A short history of Brixham
The History of Brixham.
Today, Brixham is a thriving seaside town, always welcoming visitors and providing ice creams and entertainment. There are colourful displays outside almost every shop and offers for boat trips and excursions line the quayside. Two industries dominate this town’s economy – tourism and fishing. It is ideally located for both and Brixham could not be more successful in both. The attractions which have sprung up in the town reflect the history of Brixham. The Smugglers Experience, the Golden Hind boat moored in the harbour and the dozens of cafes and restaurants serving freshly caught Brixham fish from their menu shows just how well Brixham has skilfully managed to combine its two areas of expertise.
But what of the history of this town? It didn’t become a thriving tourist hotspot overnight or by magic. Somehow, the layers of historical culture that swathe this town have metamorphosised into a charming place to visit and, indeed, live in. So how was it created?
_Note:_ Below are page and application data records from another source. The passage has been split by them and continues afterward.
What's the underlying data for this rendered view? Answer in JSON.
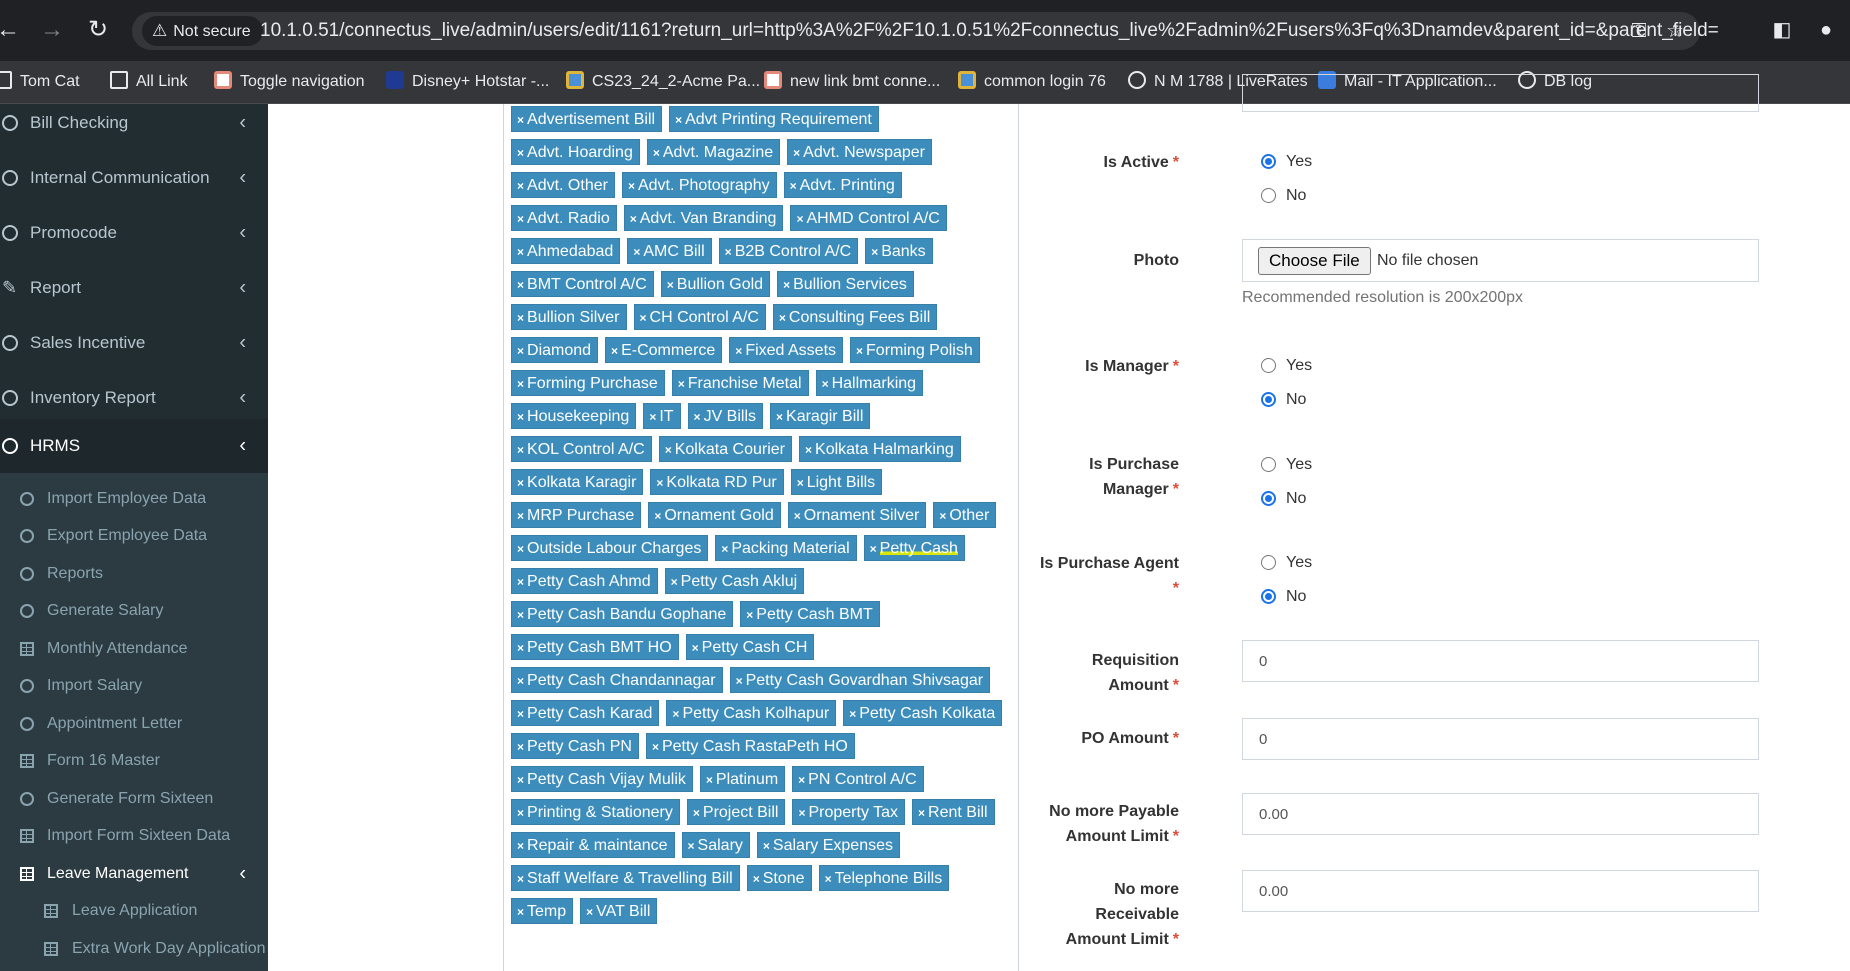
{
  "browser": {
    "security_label": "Not secure",
    "url": "10.1.0.51/connectus_live/admin/users/edit/1161?return_url=http%3A%2F%2F10.1.0.51%2Fconnectus_live%2Fadmin%2Fusers%3Fq%3Dnamdev&parent_id=&parent_field=",
    "bookmarks": [
      {
        "label": "Tom Cat",
        "icon": "folder-icon",
        "color": "#e8eaed"
      },
      {
        "label": "All Link",
        "icon": "folder-icon",
        "color": "#e8eaed"
      },
      {
        "label": "Toggle navigation",
        "icon": "site-icon",
        "color": "#e58a7a"
      },
      {
        "label": "Disney+ Hotstar -...",
        "icon": "hotstar-icon",
        "color": "#1f3a93"
      },
      {
        "label": "CS23_24_2-Acme Pa...",
        "icon": "acme-icon",
        "color": "#4a90d9"
      },
      {
        "label": "new link bmt conne...",
        "icon": "site-icon",
        "color": "#e58a7a"
      },
      {
        "label": "common login 76",
        "icon": "acme-icon",
        "color": "#4a90d9"
      },
      {
        "label": "N M 1788 | LiveRates",
        "icon": "globe-icon",
        "color": "#e8eaed"
      },
      {
        "label": "Mail - IT Application...",
        "icon": "mail-icon",
        "color": "#3b7ddd"
      },
      {
        "label": "DB log",
        "icon": "globe-icon",
        "color": "#e8eaed"
      }
    ]
  },
  "sidebar": {
    "menu": [
      {
        "label": "Bill Checking",
        "icon": "circle-icon"
      },
      {
        "label": "Internal Communication",
        "icon": "circle-icon"
      },
      {
        "label": "Promocode",
        "icon": "circle-icon"
      },
      {
        "label": "Report",
        "icon": "pencil-icon"
      },
      {
        "label": "Sales Incentive",
        "icon": "circle-icon"
      },
      {
        "label": "Inventory Report",
        "icon": "circle-icon"
      },
      {
        "label": "HRMS",
        "icon": "circle-icon"
      }
    ],
    "hrms_items": [
      {
        "label": "Import Employee Data",
        "icon": "circle"
      },
      {
        "label": "Export Employee Data",
        "icon": "circle"
      },
      {
        "label": "Reports",
        "icon": "circle"
      },
      {
        "label": "Generate Salary",
        "icon": "circle"
      },
      {
        "label": "Monthly Attendance",
        "icon": "grid"
      },
      {
        "label": "Import Salary",
        "icon": "circle"
      },
      {
        "label": "Appointment Letter",
        "icon": "circle"
      },
      {
        "label": "Form 16 Master",
        "icon": "grid"
      },
      {
        "label": "Generate Form Sixteen",
        "icon": "circle"
      },
      {
        "label": "Import Form Sixteen Data",
        "icon": "grid"
      },
      {
        "label": "Leave Management",
        "icon": "grid"
      },
      {
        "label": "Leave Application",
        "icon": "grid"
      },
      {
        "label": "Extra Work Day Application",
        "icon": "grid"
      }
    ]
  },
  "tags": [
    "Advertisement Bill",
    "Advt Printing Requirement",
    "Advt. Hoarding",
    "Advt. Magazine",
    "Advt. Newspaper",
    "Advt. Other",
    "Advt. Photography",
    "Advt. Printing",
    "Advt. Radio",
    "Advt. Van Branding",
    "AHMD Control A/C",
    "Ahmedabad",
    "AMC Bill",
    "B2B Control A/C",
    "Banks",
    "BMT Control A/C",
    "Bullion Gold",
    "Bullion Services",
    "Bullion Silver",
    "CH Control A/C",
    "Consulting Fees Bill",
    "Diamond",
    "E-Commerce",
    "Fixed Assets",
    "Forming Polish",
    "Forming Purchase",
    "Franchise Metal",
    "Hallmarking",
    "Housekeeping",
    "IT",
    "JV Bills",
    "Karagir Bill",
    "KOL Control A/C",
    "Kolkata Courier",
    "Kolkata Halmarking",
    "Kolkata Karagir",
    "Kolkata RD Pur",
    "Light Bills",
    "MRP Purchase",
    "Ornament Gold",
    "Ornament Silver",
    "Other",
    "Outside Labour Charges",
    "Packing Material",
    "Petty Cash",
    "Petty Cash Ahmd",
    "Petty Cash Akluj",
    "Petty Cash Bandu Gophane",
    "Petty Cash BMT",
    "Petty Cash BMT HO",
    "Petty Cash CH",
    "Petty Cash Chandannagar",
    "Petty Cash Govardhan Shivsagar",
    "Petty Cash Karad",
    "Petty Cash Kolhapur",
    "Petty Cash Kolkata",
    "Petty Cash PN",
    "Petty Cash RastaPeth HO",
    "Petty Cash Vijay Mulik",
    "Platinum",
    "PN Control A/C",
    "Printing & Stationery",
    "Project Bill",
    "Property Tax",
    "Rent Bill",
    "Repair & maintance",
    "Salary",
    "Salary Expenses",
    "Staff Welfare & Travelling Bill",
    "Stone",
    "Telephone Bills",
    "Temp",
    "VAT Bill"
  ],
  "highlighted_tag": "Petty Cash",
  "form": {
    "is_active": {
      "label": "Is Active",
      "yes": "Yes",
      "no": "No",
      "selected": "Yes"
    },
    "photo": {
      "label": "Photo",
      "button": "Choose File",
      "status": "No file chosen",
      "help": "Recommended resolution is 200x200px"
    },
    "is_manager": {
      "label": "Is Manager",
      "yes": "Yes",
      "no": "No",
      "selected": "No"
    },
    "is_purchase_manager": {
      "label_line1": "Is Purchase",
      "label_line2": "Manager",
      "yes": "Yes",
      "no": "No",
      "selected": "No"
    },
    "is_purchase_agent": {
      "label": "Is Purchase Agent",
      "yes": "Yes",
      "no": "No",
      "selected": "No"
    },
    "requisition_amount": {
      "label_line1": "Requisition",
      "label_line2": "Amount",
      "value": "0"
    },
    "po_amount": {
      "label": "PO Amount",
      "value": "0"
    },
    "no_more_payable": {
      "label_line1": "No more Payable",
      "label_line2": "Amount Limit",
      "value": "0.00"
    },
    "no_more_receivable": {
      "label_line1": "No more",
      "label_line2": "Receivable",
      "label_line3": "Amount Limit",
      "value": "0.00"
    },
    "required_mark": "*"
  }
}
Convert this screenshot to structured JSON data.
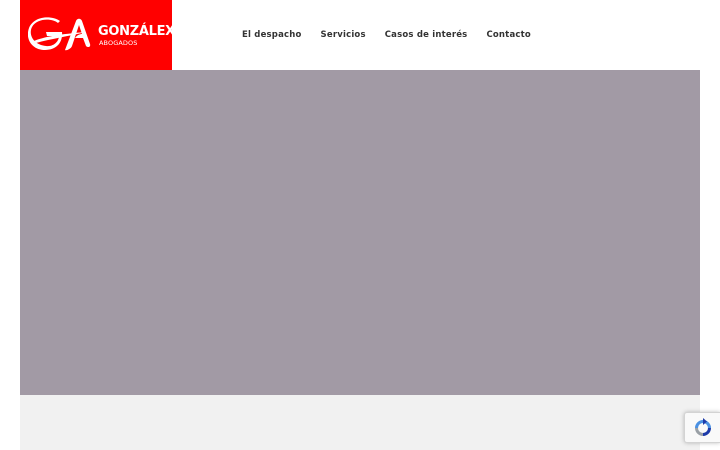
{
  "header": {
    "logo": {
      "name": "GONZÁLEX",
      "subtitle": "ABOGADOS",
      "monogram": "GA"
    },
    "nav": [
      {
        "label": "El despacho"
      },
      {
        "label": "Servicios"
      },
      {
        "label": "Casos de interés"
      },
      {
        "label": "Contacto"
      }
    ]
  },
  "recaptcha": {
    "icon": "recaptcha-icon"
  },
  "colors": {
    "brand": "#ff0000",
    "hero": "#a29aa5",
    "band": "#f1f1f1",
    "nav_text": "#333333"
  }
}
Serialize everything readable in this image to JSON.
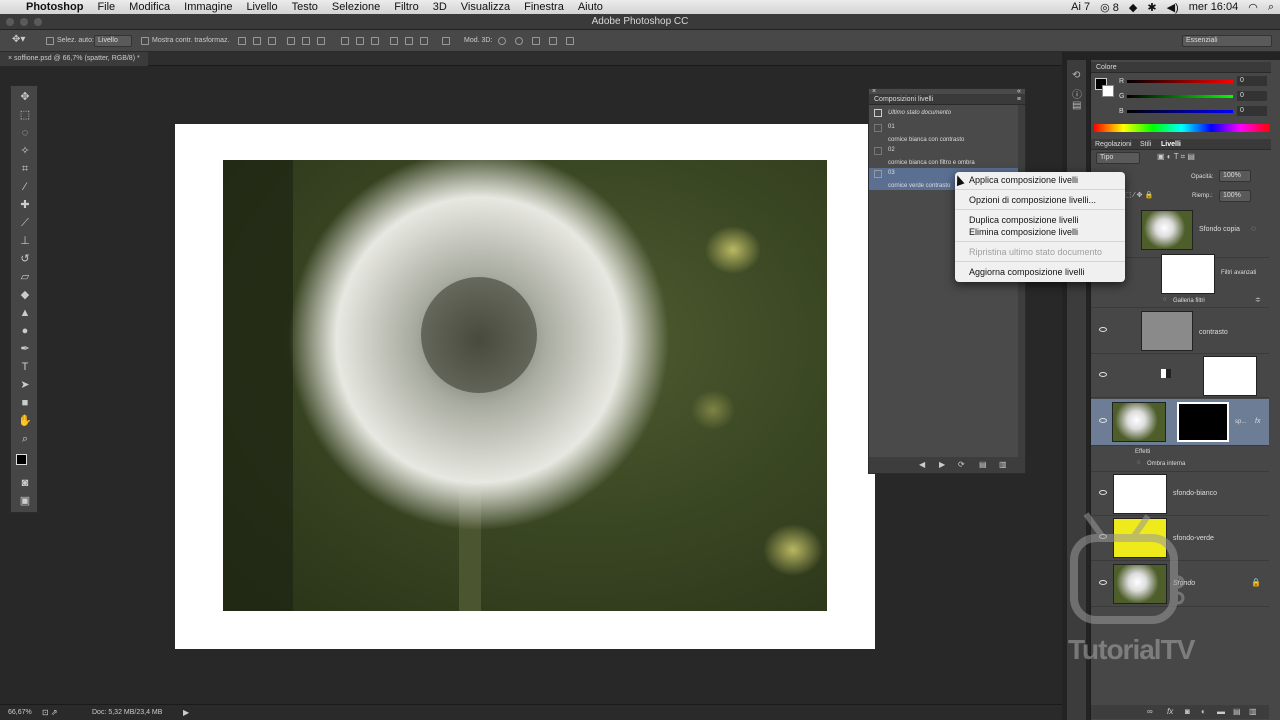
{
  "menubar": {
    "app": "Photoshop",
    "items": [
      "File",
      "Modifica",
      "Immagine",
      "Livello",
      "Testo",
      "Selezione",
      "Filtro",
      "3D",
      "Visualizza",
      "Finestra",
      "Aiuto"
    ],
    "status": {
      "ai": "7",
      "vol": "8",
      "time": "mer 16:04"
    }
  },
  "titlebar": {
    "title": "Adobe Photoshop CC"
  },
  "options": {
    "auto_select_label": "Selez. auto:",
    "auto_select_value": "Livello",
    "transform_label": "Mostra contr. trasformaz.",
    "mode3d_label": "Mod. 3D:",
    "workspace": "Essenziali"
  },
  "document": {
    "tab": "soffione.psd @ 66,7% (spatter, RGB/8) *"
  },
  "statusbar": {
    "zoom": "66,67%",
    "doc": "Doc: 5,32 MB/23,4 MB"
  },
  "color_panel": {
    "title": "Colore",
    "r_label": "R",
    "g_label": "G",
    "b_label": "B",
    "r": "0",
    "g": "0",
    "b": "0"
  },
  "layers_panel": {
    "tabs": [
      "Regolazioni",
      "Stili",
      "Livelli"
    ],
    "kind_filter": "Tipo",
    "opacity_label": "Opacità:",
    "opacity": "100%",
    "fill_label": "Riemp.:",
    "fill": "100%",
    "layers": [
      {
        "name": "Sfondo copia"
      },
      {
        "name": "Filtri avanzati"
      },
      {
        "name": "Galleria filtri"
      },
      {
        "name": "contrasto"
      },
      {
        "name": "sp..."
      },
      {
        "name": "Effetti"
      },
      {
        "name": "Ombra interna"
      },
      {
        "name": "sfondo-bianco"
      },
      {
        "name": "sfondo-verde"
      },
      {
        "name": "Sfondo"
      }
    ]
  },
  "comps_panel": {
    "title": "Composizioni livelli",
    "last_state": "Ultimo stato documento",
    "comps": [
      {
        "name": "01",
        "comment": "cornice bianca con contrasto"
      },
      {
        "name": "02",
        "comment": "cornice bianca con filtro e ombra"
      },
      {
        "name": "03",
        "comment": "cornice verde contrasto"
      }
    ]
  },
  "context_menu": {
    "items": [
      "Applica composizione livelli",
      "Opzioni di composizione livelli...",
      "Duplica composizione livelli",
      "Elimina composizione livelli",
      "Ripristina ultimo stato documento",
      "Aggiorna composizione livelli"
    ]
  },
  "watermark": {
    "text": "TutorialTV"
  }
}
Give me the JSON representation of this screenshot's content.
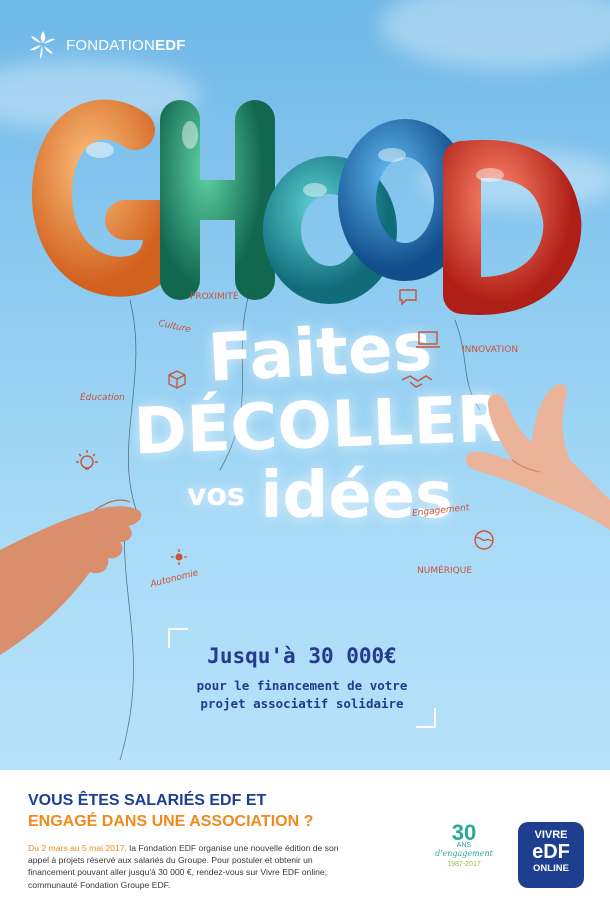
{
  "brand": {
    "logo_main": "FONDATION",
    "logo_accent": "EDF"
  },
  "headline": {
    "balloon_word": "GHOOD",
    "line1": "Faites",
    "line2": "DÉCOLLER",
    "line3_small": "vos",
    "line3_big": "idées"
  },
  "doodles": {
    "proximite": "PROXIMITÉ",
    "culture": "Culture",
    "innovation": "INNOVATION",
    "education": "Éducation",
    "engagement": "Engagement",
    "numerique": "NUMÉRIQUE",
    "autonomie": "Autonomie"
  },
  "offer": {
    "amount": "Jusqu'à 30 000€",
    "line1": "pour le financement de votre",
    "line2": "projet associatif solidaire"
  },
  "footer": {
    "title_line1": "VOUS ÊTES SALARIÉS EDF ET",
    "title_line2": "ENGAGÉ DANS UNE ASSOCIATION ?",
    "body_dates": "Du 2 mars au 5 mai 2017,",
    "body_text": " la Fondation EDF organise une nouvelle édition de son appel à projets réservé aux salariés du Groupe. Pour postuler et obtenir un financement pouvant aller jusqu'à 30 000 €, rendez-vous sur Vivre EDF online, communauté Fondation Groupe EDF."
  },
  "badge": {
    "number": "30",
    "ans": "ANS",
    "engagement": "d'engagement",
    "years": "1987-2017"
  },
  "vivre": {
    "line1": "VIVRE",
    "line2": "eDF",
    "line3": "ONLINE"
  },
  "colors": {
    "navy": "#1e3f8f",
    "orange": "#f08a1c",
    "teal": "#2aa69a",
    "balloon_orange": "#e8792e",
    "balloon_green": "#1f8a6a",
    "balloon_blue": "#1b6fa8",
    "balloon_red": "#d8372a"
  },
  "icons": [
    "edf-logo-icon",
    "lightbulb-icon",
    "laptop-icon",
    "handshake-icon",
    "speech-bubble-icon",
    "box-icon",
    "sun-icon",
    "globe-icon"
  ]
}
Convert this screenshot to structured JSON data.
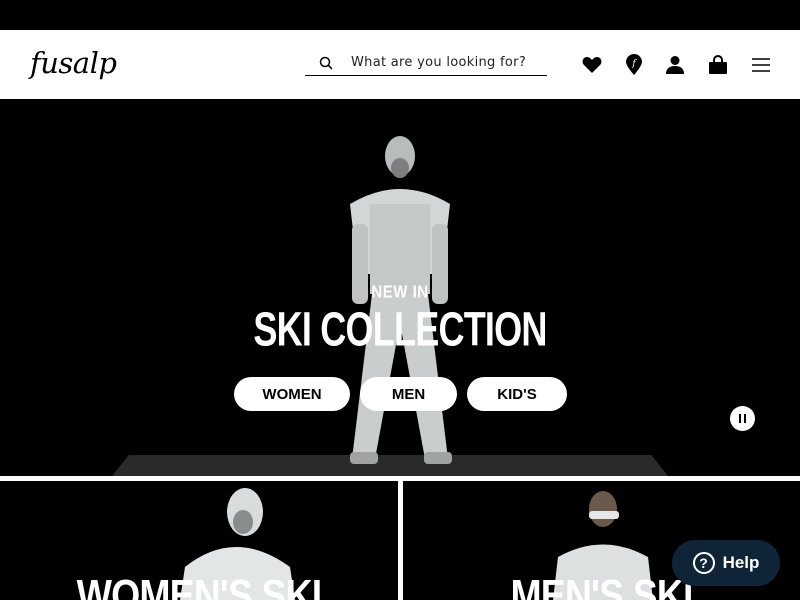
{
  "brand": {
    "logo": "fusalp"
  },
  "search": {
    "placeholder": "What are you looking for?"
  },
  "header_icons": [
    "heart-icon",
    "store-locator-icon",
    "account-icon",
    "bag-icon",
    "menu-icon"
  ],
  "hero": {
    "kicker": "NEW IN",
    "title": "SKI COLLECTION",
    "buttons": [
      {
        "label": "WOMEN"
      },
      {
        "label": "MEN"
      },
      {
        "label": "KID'S"
      }
    ]
  },
  "tiles": [
    {
      "title": "WOMEN'S SKI"
    },
    {
      "title": "MEN'S SKI"
    }
  ],
  "help": {
    "label": "Help",
    "glyph": "?"
  },
  "colors": {
    "accent": "#0f2537",
    "background": "#000000",
    "header": "#ffffff"
  }
}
The very first reference to Brixham was in the Domesday book. It appeared as Briseham. And from the Middle Ages this town was vitally important in the fishing industry not just locally, but of the nation. It was the biggest fishing port in the South-West and at one point it was the biggest in England. Its boats seized this success and sailed all round Britain, helping establish fishing ports such Lowestoft, Hull and Grimsby – now famous fishing spots in their own right. It was actions such as this which helped Brixham gain the moniker “Mother of All Deep-Sea Fisheries.” By the end of the 19th century there was a fleet of over 300 trawlers in Brixham, all individually owned. Trawlers nowadays are diesel-operated, but there are a few of the old sailing trawlers which are being reconditioned and brought back to use. Not just within the fishing industry but also in the tourist one – offering excursions and trips to visitors.
The night of January 10th 1866 saw a maritime event which would affect Brixham forever. But not in a good way; this was a real catastrophe. A huge storm blew up at sea with no warning whilst almost all of Brixham’s fleet was out fishing. It was such a severe storm that most of the fisherman perished, there was nothing their families could do. It is said that the wives of the men gathered everything they had – clothes, furniture, bedding – and went down to the harbour to set it all alight in a huge bonfire, in the hope that it would guide their menfolk home. Sadly, it had no effect and there was a massive loss of life. In the aftermath of this terrible tragedy, the worst to ever hit Brixham, there was huge demand for measures to prevent it re-occurring and thus Brixham was given what eventually became the RNLI lifeboat for Torbay. In the years since this lifeboat and its successors have saved literally hundreds of lives.
Nearby Brixham in what is now the Berry Head nature reserve, there once stood twelve guns, loaded to protect British ships as they re-victualled in the harbour. This stretch of coast was important in the defence of the realm from the time of Henry VIII. These days it has some of the best preserved Napoleonic forts in the country and as such is an important historical site. In addition, Brixham has a wealth of fascinating personal history. The words to the famous hymn “Abide with me” were written by Rev Francis Lyte, vicar at All Saints Church as he lay dying and looking out over Torbay.
These independent sections of history form the basis of what Brixham represents today. Its place in the holiday brochures of the English Riviera is firmly established, as its reputation for ghostly legends and smugglers tales. This petite town simply revels in its colourful, chequered past and guarantees visitors that there will be something for everyone.